DATASET RECORDS ▸

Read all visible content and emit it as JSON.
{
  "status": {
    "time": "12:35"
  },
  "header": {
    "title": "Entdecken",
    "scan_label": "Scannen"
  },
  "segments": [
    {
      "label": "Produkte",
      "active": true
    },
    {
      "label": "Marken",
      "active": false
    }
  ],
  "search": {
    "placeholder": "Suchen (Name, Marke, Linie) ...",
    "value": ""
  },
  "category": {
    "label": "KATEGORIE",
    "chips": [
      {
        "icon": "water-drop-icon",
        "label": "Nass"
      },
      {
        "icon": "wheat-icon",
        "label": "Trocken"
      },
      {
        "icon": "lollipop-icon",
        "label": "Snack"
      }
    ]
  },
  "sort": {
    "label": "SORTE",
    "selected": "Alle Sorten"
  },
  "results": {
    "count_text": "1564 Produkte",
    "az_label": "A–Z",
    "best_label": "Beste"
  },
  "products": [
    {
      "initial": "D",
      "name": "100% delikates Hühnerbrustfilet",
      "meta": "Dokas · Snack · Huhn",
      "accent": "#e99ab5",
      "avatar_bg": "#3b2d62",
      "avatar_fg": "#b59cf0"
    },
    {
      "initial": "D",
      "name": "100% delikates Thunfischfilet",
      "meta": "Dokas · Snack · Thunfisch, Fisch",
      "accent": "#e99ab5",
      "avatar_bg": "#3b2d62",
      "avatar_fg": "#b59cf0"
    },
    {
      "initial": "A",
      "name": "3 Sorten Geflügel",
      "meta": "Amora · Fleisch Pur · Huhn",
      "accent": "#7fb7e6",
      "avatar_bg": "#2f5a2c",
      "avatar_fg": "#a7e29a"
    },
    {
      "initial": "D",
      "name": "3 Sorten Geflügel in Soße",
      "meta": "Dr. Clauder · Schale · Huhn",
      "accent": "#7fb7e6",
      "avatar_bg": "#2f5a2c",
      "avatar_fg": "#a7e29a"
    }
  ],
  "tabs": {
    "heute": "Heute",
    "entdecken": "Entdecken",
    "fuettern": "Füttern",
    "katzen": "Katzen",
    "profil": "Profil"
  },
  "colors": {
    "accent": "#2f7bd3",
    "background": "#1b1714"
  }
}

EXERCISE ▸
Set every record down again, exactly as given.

TASK OUTPUT ▸
Read all visible content and emit it as JSON.
{
  "status": {
    "time": "12:35"
  },
  "header": {
    "title": "Entdecken",
    "scan_label": "Scannen"
  },
  "segments": [
    {
      "label": "Produkte",
      "active": true
    },
    {
      "label": "Marken",
      "active": false
    }
  ],
  "search": {
    "placeholder": "Suchen (Name, Marke, Linie) ...",
    "value": ""
  },
  "category": {
    "label": "KATEGORIE",
    "chips": [
      {
        "icon": "water-drop-icon",
        "label": "Nass"
      },
      {
        "icon": "wheat-icon",
        "label": "Trocken"
      },
      {
        "icon": "lollipop-icon",
        "label": "Snack"
      }
    ]
  },
  "sort": {
    "label": "SORTE",
    "selected": "Alle Sorten"
  },
  "results": {
    "count_text": "1564 Produkte",
    "az_label": "A–Z",
    "best_label": "Beste"
  },
  "products": [
    {
      "initial": "D",
      "name": "100% delikates Hühnerbrustfilet",
      "meta": "Dokas · Snack · Huhn",
      "accent": "#e99ab5",
      "avatar_bg": "#3b2d62",
      "avatar_fg": "#b59cf0"
    },
    {
      "initial": "D",
      "name": "100% delikates Thunfischfilet",
      "meta": "Dokas · Snack · Thunfisch, Fisch",
      "accent": "#e99ab5",
      "avatar_bg": "#3b2d62",
      "avatar_fg": "#b59cf0"
    },
    {
      "initial": "A",
      "name": "3 Sorten Geflügel",
      "meta": "Amora · Fleisch Pur · Huhn",
      "accent": "#7fb7e6",
      "avatar_bg": "#2f5a2c",
      "avatar_fg": "#a7e29a"
    },
    {
      "initial": "D",
      "name": "3 Sorten Geflügel in Soße",
      "meta": "Dr. Clauder · Schale · Huhn",
      "accent": "#7fb7e6",
      "avatar_bg": "#2f5a2c",
      "avatar_fg": "#a7e29a"
    }
  ],
  "tabs": {
    "heute": "Heute",
    "entdecken": "Entdecken",
    "fuettern": "Füttern",
    "katzen": "Katzen",
    "profil": "Profil"
  },
  "colors": {
    "accent": "#2f7bd3",
    "background": "#1b1714"
  }
}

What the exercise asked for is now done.